Task item
Each line below should be quoted exactly, please.

Available data
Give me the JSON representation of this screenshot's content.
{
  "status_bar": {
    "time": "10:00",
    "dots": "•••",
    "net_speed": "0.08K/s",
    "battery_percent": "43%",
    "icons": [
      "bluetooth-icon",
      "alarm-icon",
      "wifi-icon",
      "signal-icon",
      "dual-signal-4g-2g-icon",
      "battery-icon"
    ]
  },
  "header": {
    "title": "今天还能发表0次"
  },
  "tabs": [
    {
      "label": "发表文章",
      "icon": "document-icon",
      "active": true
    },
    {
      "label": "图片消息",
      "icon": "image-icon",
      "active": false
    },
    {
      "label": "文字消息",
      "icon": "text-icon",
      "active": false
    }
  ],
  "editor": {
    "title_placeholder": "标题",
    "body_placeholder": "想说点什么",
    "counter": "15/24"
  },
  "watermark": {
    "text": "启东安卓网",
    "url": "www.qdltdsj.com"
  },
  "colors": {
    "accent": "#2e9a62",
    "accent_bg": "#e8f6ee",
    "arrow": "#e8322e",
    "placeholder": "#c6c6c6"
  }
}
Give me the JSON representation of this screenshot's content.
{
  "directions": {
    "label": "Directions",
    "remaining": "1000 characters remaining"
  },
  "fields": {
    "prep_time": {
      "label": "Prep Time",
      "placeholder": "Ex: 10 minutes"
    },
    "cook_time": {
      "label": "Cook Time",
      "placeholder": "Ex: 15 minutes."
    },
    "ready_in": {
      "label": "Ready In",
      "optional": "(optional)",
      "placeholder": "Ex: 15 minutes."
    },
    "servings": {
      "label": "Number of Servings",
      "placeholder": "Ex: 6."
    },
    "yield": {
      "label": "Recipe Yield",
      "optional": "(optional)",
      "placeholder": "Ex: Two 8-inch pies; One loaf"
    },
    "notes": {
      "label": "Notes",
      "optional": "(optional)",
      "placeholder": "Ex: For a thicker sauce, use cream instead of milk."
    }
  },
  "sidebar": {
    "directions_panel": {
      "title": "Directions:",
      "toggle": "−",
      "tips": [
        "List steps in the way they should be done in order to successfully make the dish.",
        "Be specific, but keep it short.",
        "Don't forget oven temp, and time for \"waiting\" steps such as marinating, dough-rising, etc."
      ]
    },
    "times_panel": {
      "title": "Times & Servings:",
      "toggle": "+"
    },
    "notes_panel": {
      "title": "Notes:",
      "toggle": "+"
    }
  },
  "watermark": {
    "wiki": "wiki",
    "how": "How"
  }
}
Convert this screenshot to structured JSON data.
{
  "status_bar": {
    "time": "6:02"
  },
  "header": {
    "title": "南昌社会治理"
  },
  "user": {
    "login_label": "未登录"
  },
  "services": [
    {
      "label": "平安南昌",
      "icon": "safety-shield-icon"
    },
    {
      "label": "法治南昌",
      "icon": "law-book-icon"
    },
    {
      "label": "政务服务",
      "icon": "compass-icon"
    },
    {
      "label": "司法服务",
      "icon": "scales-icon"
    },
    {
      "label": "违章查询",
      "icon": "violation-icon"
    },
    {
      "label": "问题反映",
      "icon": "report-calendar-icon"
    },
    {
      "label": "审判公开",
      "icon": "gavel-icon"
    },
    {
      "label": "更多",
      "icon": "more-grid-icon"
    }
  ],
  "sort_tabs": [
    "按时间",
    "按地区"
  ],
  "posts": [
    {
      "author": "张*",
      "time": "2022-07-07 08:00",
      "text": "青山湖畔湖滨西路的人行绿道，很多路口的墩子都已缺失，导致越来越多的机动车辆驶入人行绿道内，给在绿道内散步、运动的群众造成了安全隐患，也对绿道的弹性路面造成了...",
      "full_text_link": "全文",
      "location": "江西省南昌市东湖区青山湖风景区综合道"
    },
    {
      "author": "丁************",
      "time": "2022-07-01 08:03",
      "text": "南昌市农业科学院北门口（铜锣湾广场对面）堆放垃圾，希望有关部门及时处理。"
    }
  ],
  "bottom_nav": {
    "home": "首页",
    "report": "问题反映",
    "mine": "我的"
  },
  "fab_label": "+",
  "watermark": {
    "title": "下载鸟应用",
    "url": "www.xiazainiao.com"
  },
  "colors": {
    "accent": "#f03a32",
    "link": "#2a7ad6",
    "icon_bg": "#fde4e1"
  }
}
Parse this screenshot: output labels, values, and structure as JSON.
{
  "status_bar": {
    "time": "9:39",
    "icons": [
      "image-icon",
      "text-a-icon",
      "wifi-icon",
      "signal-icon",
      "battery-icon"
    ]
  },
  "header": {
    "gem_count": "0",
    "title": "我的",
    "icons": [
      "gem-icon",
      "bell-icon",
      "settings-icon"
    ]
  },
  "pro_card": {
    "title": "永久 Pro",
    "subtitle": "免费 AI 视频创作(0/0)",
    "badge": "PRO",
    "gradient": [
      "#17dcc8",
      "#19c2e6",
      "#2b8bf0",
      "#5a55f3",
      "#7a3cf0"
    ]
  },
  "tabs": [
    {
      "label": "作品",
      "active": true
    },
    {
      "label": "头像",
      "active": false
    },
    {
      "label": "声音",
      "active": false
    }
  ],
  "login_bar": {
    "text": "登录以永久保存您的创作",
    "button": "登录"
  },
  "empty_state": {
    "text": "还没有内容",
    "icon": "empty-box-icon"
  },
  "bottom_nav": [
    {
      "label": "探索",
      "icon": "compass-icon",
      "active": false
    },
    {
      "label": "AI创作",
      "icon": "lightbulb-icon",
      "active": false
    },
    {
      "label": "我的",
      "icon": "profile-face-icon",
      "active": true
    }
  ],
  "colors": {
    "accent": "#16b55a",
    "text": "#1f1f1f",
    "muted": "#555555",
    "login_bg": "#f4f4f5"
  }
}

Result for this exercise
Give me the JSON representation of this screenshot's content.
{
  "status_bar": {
    "time": "10:00",
    "dots": "•••",
    "net_speed": "0.08K/s",
    "battery_percent": "43%",
    "icons": [
      "bluetooth-icon",
      "alarm-icon",
      "wifi-icon",
      "signal-icon",
      "dual-signal-4g-2g-icon",
      "battery-icon"
    ]
  },
  "header": {
    "title": "今天还能发表0次"
  },
  "tabs": [
    {
      "label": "发表文章",
      "icon": "document-icon",
      "active": true
    },
    {
      "label": "图片消息",
      "icon": "image-icon",
      "active": false
    },
    {
      "label": "文字消息",
      "icon": "text-icon",
      "active": false
    }
  ],
  "editor": {
    "title_placeholder": "标题",
    "body_placeholder": "想说点什么",
    "counter": "15/24"
  },
  "watermark": {
    "text": "启东安卓网",
    "url": "www.qdltdsj.com"
  },
  "colors": {
    "accent": "#2e9a62",
    "accent_bg": "#e8f6ee",
    "arrow": "#e8322e",
    "placeholder": "#c6c6c6"
  }
}
Give me the JSON representation of this screenshot's content.
{
  "directions": {
    "label": "Directions",
    "remaining": "1000 characters remaining"
  },
  "fields": {
    "prep_time": {
      "label": "Prep Time",
      "placeholder": "Ex: 10 minutes"
    },
    "cook_time": {
      "label": "Cook Time",
      "placeholder": "Ex: 15 minutes."
    },
    "ready_in": {
      "label": "Ready In",
      "optional": "(optional)",
      "placeholder": "Ex: 15 minutes."
    },
    "servings": {
      "label": "Number of Servings",
      "placeholder": "Ex: 6."
    },
    "yield": {
      "label": "Recipe Yield",
      "optional": "(optional)",
      "placeholder": "Ex: Two 8-inch pies; One loaf"
    },
    "notes": {
      "label": "Notes",
      "optional": "(optional)",
      "placeholder": "Ex: For a thicker sauce, use cream instead of milk."
    }
  },
  "sidebar": {
    "directions_panel": {
      "title": "Directions:",
      "toggle": "−",
      "tips": [
        "List steps in the way they should be done in order to successfully make the dish.",
        "Be specific, but keep it short.",
        "Don't forget oven temp, and time for \"waiting\" steps such as marinating, dough-rising, etc."
      ]
    },
    "times_panel": {
      "title": "Times & Servings:",
      "toggle": "+"
    },
    "notes_panel": {
      "title": "Notes:",
      "toggle": "+"
    }
  },
  "watermark": {
    "wiki": "wiki",
    "how": "How"
  }
}
Convert this screenshot to structured JSON data.
{
  "status_bar": {
    "time": "6:02"
  },
  "header": {
    "title": "南昌社会治理"
  },
  "user": {
    "login_label": "未登录"
  },
  "services": [
    {
      "label": "平安南昌",
      "icon": "safety-shield-icon"
    },
    {
      "label": "法治南昌",
      "icon": "law-book-icon"
    },
    {
      "label": "政务服务",
      "icon": "compass-icon"
    },
    {
      "label": "司法服务",
      "icon": "scales-icon"
    },
    {
      "label": "违章查询",
      "icon": "violation-icon"
    },
    {
      "label": "问题反映",
      "icon": "report-calendar-icon"
    },
    {
      "label": "审判公开",
      "icon": "gavel-icon"
    },
    {
      "label": "更多",
      "icon": "more-grid-icon"
    }
  ],
  "sort_tabs": [
    "按时间",
    "按地区"
  ],
  "posts": [
    {
      "author": "张*",
      "time": "2022-07-07 08:00",
      "text": "青山湖畔湖滨西路的人行绿道，很多路口的墩子都已缺失，导致越来越多的机动车辆驶入人行绿道内，给在绿道内散步、运动的群众造成了安全隐患，也对绿道的弹性路面造成了...",
      "full_text_link": "全文",
      "location": "江西省南昌市东湖区青山湖风景区综合道"
    },
    {
      "author": "丁************",
      "time": "2022-07-01 08:03",
      "text": "南昌市农业科学院北门口（铜锣湾广场对面）堆放垃圾，希望有关部门及时处理。"
    }
  ],
  "bottom_nav": {
    "home": "首页",
    "report": "问题反映",
    "mine": "我的"
  },
  "fab_label": "+",
  "watermark": {
    "title": "下载鸟应用",
    "url": "www.xiazainiao.com"
  },
  "colors": {
    "accent": "#f03a32",
    "link": "#2a7ad6",
    "icon_bg": "#fde4e1"
  }
}
Parse this screenshot: output labels, values, and structure as JSON.
{
  "status_bar": {
    "time": "9:39",
    "icons": [
      "image-icon",
      "text-a-icon",
      "wifi-icon",
      "signal-icon",
      "battery-icon"
    ]
  },
  "header": {
    "gem_count": "0",
    "title": "我的",
    "icons": [
      "gem-icon",
      "bell-icon",
      "settings-icon"
    ]
  },
  "pro_card": {
    "title": "永久 Pro",
    "subtitle": "免费 AI 视频创作(0/0)",
    "badge": "PRO",
    "gradient": [
      "#17dcc8",
      "#19c2e6",
      "#2b8bf0",
      "#5a55f3",
      "#7a3cf0"
    ]
  },
  "tabs": [
    {
      "label": "作品",
      "active": true
    },
    {
      "label": "头像",
      "active": false
    },
    {
      "label": "声音",
      "active": false
    }
  ],
  "login_bar": {
    "text": "登录以永久保存您的创作",
    "button": "登录"
  },
  "empty_state": {
    "text": "还没有内容",
    "icon": "empty-box-icon"
  },
  "bottom_nav": [
    {
      "label": "探索",
      "icon": "compass-icon",
      "active": false
    },
    {
      "label": "AI创作",
      "icon": "lightbulb-icon",
      "active": false
    },
    {
      "label": "我的",
      "icon": "profile-face-icon",
      "active": true
    }
  ],
  "colors": {
    "accent": "#16b55a",
    "text": "#1f1f1f",
    "muted": "#555555",
    "login_bg": "#f4f4f5"
  }
}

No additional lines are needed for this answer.